According to today’s conventional scientific wisdom, time flows strictly forward — from the past to the future through the present. We can remember the past, and we can predict the future based on the past (albeit imperfectly) — but we can’t perceive the future.
But if the recent data from the lab of Prof. Daryl Bem at Cornell University is correct, conventional scientific wisdom may need some corrections on this particular point.
In a research paper titled “Feeling the Future,” recently accepted for Journal of Personality and Social Psychology, Bem presents some rather compelling empirical evidence that in some cases — and with weak but highly statistically significant accuracy – many human beings can directly perceive the future. Not just predict it based on the past.
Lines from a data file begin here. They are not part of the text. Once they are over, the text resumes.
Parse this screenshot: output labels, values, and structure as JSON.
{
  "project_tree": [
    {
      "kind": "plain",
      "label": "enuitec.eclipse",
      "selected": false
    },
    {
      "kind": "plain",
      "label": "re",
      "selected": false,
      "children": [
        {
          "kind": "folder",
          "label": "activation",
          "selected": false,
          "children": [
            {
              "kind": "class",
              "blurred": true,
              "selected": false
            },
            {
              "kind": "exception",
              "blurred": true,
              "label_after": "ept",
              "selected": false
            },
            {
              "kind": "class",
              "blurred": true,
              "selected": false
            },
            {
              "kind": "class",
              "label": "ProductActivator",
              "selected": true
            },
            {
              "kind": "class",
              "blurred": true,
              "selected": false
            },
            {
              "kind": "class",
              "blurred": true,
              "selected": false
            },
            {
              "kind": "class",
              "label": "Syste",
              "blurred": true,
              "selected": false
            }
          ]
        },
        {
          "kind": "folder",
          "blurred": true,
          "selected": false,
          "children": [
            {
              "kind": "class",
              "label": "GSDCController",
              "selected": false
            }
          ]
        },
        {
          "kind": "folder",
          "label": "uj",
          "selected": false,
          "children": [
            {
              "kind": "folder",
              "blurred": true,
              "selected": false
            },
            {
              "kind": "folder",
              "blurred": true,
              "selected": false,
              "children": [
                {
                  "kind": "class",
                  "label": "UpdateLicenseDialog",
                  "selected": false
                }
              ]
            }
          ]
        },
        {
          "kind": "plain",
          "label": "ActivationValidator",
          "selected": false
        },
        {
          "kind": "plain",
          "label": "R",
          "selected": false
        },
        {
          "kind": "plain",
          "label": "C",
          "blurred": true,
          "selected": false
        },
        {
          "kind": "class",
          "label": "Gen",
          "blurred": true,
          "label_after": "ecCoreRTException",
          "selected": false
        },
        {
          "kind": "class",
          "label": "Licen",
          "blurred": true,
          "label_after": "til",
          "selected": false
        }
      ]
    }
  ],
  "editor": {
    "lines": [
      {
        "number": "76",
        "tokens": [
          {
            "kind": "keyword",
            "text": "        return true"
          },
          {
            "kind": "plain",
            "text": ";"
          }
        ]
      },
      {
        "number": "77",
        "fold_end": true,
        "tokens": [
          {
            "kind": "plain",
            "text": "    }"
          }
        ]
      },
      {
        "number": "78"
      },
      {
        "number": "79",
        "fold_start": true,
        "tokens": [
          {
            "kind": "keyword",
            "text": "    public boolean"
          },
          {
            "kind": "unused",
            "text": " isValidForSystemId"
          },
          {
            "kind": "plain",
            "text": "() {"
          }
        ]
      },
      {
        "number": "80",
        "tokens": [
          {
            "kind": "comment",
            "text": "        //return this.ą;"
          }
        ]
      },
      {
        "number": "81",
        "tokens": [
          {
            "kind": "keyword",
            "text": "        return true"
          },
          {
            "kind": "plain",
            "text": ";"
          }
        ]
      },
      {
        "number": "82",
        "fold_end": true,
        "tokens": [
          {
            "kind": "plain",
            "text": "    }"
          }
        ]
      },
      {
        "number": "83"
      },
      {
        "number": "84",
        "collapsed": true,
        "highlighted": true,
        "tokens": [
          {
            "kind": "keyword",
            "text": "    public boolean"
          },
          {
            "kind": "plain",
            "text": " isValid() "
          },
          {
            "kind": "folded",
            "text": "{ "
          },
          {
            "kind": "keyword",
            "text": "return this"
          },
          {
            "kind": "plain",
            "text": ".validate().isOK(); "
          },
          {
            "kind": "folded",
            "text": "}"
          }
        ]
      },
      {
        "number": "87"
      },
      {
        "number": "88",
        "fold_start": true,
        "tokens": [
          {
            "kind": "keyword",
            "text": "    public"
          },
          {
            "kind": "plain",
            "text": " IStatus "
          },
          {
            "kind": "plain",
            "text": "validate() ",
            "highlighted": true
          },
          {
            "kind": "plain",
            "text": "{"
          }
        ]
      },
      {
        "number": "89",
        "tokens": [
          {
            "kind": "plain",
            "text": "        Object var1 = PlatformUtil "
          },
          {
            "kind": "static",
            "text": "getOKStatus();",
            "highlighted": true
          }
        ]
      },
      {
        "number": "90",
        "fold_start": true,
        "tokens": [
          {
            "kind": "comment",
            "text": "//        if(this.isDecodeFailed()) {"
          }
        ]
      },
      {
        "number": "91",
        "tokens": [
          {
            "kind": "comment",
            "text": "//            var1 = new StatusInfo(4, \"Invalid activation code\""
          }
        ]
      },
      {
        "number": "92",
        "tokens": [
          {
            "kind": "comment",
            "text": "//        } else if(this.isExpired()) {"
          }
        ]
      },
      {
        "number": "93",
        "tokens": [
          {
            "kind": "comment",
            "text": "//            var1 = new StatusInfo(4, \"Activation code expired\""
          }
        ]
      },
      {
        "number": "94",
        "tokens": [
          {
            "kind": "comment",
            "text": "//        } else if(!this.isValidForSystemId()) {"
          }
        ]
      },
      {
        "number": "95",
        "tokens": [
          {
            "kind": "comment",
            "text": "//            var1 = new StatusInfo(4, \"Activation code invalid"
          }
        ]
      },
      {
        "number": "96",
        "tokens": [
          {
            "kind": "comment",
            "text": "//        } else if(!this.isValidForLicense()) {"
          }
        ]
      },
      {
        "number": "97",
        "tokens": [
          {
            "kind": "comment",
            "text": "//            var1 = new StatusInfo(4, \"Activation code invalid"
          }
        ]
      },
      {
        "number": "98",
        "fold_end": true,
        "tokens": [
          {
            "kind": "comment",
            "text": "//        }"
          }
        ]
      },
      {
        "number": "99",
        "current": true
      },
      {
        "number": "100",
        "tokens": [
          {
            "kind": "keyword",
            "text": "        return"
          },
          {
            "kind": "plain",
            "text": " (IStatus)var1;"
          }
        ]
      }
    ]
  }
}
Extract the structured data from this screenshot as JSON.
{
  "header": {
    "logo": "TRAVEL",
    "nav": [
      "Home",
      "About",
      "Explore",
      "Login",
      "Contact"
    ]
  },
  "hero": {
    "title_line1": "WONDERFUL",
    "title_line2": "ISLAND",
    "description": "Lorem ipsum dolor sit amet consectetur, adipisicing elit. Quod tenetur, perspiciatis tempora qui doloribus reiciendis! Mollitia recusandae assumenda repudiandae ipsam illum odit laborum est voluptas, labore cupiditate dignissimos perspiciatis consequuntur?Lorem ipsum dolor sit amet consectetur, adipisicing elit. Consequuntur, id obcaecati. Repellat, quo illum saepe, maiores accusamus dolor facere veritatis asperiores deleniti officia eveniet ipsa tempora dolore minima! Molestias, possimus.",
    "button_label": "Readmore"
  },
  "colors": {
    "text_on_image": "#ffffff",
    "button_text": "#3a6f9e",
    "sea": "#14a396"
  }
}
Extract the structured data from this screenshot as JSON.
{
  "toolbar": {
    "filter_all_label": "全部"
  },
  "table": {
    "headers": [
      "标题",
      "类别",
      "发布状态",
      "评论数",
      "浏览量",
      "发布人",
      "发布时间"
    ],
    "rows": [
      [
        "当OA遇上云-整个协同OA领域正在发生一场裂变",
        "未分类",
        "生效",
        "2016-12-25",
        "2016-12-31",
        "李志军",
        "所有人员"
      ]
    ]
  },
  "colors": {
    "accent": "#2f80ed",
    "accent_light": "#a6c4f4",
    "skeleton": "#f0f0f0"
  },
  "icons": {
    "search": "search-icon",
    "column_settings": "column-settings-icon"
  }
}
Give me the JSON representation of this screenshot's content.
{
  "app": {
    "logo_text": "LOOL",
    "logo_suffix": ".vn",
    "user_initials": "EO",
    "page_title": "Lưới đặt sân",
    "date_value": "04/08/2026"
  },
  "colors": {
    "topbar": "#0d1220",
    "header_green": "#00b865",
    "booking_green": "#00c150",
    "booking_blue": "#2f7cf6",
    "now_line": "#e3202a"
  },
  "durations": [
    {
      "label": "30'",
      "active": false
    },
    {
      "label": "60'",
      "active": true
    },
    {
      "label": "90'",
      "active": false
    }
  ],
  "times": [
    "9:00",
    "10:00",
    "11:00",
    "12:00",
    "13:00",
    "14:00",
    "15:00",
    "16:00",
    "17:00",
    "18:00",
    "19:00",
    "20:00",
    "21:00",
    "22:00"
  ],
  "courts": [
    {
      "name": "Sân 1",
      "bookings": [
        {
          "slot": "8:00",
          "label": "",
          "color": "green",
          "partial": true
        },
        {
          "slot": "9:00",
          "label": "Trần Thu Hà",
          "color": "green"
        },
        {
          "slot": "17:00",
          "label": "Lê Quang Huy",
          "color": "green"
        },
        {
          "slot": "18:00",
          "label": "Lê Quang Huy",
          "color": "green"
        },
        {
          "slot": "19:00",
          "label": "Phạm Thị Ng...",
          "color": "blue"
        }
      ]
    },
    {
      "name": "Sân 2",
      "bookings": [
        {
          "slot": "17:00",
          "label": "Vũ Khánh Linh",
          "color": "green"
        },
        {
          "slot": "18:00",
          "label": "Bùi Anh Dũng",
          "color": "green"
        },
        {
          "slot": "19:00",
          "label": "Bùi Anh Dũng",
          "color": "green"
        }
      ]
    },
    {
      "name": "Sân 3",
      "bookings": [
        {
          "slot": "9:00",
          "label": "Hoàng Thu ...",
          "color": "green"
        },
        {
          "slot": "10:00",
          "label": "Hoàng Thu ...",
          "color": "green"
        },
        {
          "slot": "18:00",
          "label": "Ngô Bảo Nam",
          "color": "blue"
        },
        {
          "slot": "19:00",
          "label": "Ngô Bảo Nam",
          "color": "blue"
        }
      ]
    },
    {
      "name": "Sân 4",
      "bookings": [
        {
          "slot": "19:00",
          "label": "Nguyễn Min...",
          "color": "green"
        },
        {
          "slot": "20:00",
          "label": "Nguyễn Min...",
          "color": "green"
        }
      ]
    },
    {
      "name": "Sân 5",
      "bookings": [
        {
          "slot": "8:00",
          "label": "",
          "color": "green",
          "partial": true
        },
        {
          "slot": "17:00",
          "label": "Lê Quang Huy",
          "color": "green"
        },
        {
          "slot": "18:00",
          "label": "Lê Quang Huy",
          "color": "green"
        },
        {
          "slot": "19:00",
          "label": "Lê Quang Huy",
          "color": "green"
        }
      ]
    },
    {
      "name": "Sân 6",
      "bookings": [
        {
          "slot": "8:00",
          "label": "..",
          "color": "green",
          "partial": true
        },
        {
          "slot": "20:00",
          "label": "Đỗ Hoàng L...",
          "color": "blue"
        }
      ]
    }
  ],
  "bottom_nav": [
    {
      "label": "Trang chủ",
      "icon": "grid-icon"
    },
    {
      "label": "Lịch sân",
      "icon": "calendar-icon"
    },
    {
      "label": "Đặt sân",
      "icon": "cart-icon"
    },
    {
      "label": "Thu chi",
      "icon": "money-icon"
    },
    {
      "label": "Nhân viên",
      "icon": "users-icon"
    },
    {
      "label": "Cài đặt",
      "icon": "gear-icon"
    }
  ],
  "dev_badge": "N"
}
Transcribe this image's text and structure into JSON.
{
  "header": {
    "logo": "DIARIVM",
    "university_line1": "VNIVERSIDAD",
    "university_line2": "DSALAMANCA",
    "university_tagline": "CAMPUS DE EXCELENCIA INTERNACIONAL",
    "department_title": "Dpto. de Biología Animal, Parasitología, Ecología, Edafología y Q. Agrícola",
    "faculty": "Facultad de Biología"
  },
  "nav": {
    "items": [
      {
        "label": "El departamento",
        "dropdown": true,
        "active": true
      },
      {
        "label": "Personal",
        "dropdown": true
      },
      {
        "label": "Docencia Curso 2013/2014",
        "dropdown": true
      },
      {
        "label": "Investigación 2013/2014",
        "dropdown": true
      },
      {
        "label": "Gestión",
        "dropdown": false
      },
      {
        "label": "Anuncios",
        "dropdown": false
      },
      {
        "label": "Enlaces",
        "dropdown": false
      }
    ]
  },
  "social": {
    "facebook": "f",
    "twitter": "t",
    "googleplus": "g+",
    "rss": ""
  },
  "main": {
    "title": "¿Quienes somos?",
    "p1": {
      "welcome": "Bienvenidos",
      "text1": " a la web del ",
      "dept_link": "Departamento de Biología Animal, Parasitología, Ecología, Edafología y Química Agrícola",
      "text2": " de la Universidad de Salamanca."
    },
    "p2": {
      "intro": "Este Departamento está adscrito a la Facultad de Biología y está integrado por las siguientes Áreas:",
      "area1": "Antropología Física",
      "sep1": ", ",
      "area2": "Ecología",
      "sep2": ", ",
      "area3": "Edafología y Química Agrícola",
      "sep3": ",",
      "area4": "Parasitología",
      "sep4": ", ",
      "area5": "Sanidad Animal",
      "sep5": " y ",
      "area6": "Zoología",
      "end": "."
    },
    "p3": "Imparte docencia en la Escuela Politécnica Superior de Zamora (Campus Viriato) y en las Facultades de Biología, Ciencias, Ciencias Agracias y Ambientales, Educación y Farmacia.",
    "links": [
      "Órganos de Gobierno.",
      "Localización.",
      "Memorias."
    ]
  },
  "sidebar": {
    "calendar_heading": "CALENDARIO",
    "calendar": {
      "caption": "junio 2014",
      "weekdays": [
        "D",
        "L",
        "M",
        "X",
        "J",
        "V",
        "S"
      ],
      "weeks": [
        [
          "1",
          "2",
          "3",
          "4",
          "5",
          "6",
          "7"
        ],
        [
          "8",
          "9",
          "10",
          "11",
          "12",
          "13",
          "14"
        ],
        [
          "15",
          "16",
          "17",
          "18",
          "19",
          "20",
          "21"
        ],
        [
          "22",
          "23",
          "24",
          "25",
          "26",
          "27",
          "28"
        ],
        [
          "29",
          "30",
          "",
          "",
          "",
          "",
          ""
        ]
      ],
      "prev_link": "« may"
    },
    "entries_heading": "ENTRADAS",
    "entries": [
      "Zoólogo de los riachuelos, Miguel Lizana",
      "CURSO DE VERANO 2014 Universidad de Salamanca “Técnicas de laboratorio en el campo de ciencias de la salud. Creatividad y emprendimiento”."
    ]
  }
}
A pre-publication copy of Bem’s paper is available on his website, and it should appear on the journal’s website shortly. The article is already attracting considerable attention, including a piece in Psychology Today. Also, Bem reports that he has already received hundreds of requests
for “replication packages” — documentation and software allowing others to repeat the experiments he did. If you want to try to replicate the work yourself, replication packages for some of the experiments are already available at http://dbem.ws/psistuff
If Bem’s results are indeed replicated, this will shock some scientists, but many others will say “I told you so.” A 2002 survey by the US National Science Foundation shows that 60% of adult Americans agree that some individuals possess psychic powers. The percentage of scientists holding such opinions is much lower — but there is a small community of scientists, such as Dr. Bem, working to reconcile popular intuitions about paranormal phenomena with the scientific method and world-view.
Read More of Ben Goertzel’s article at h+ magazine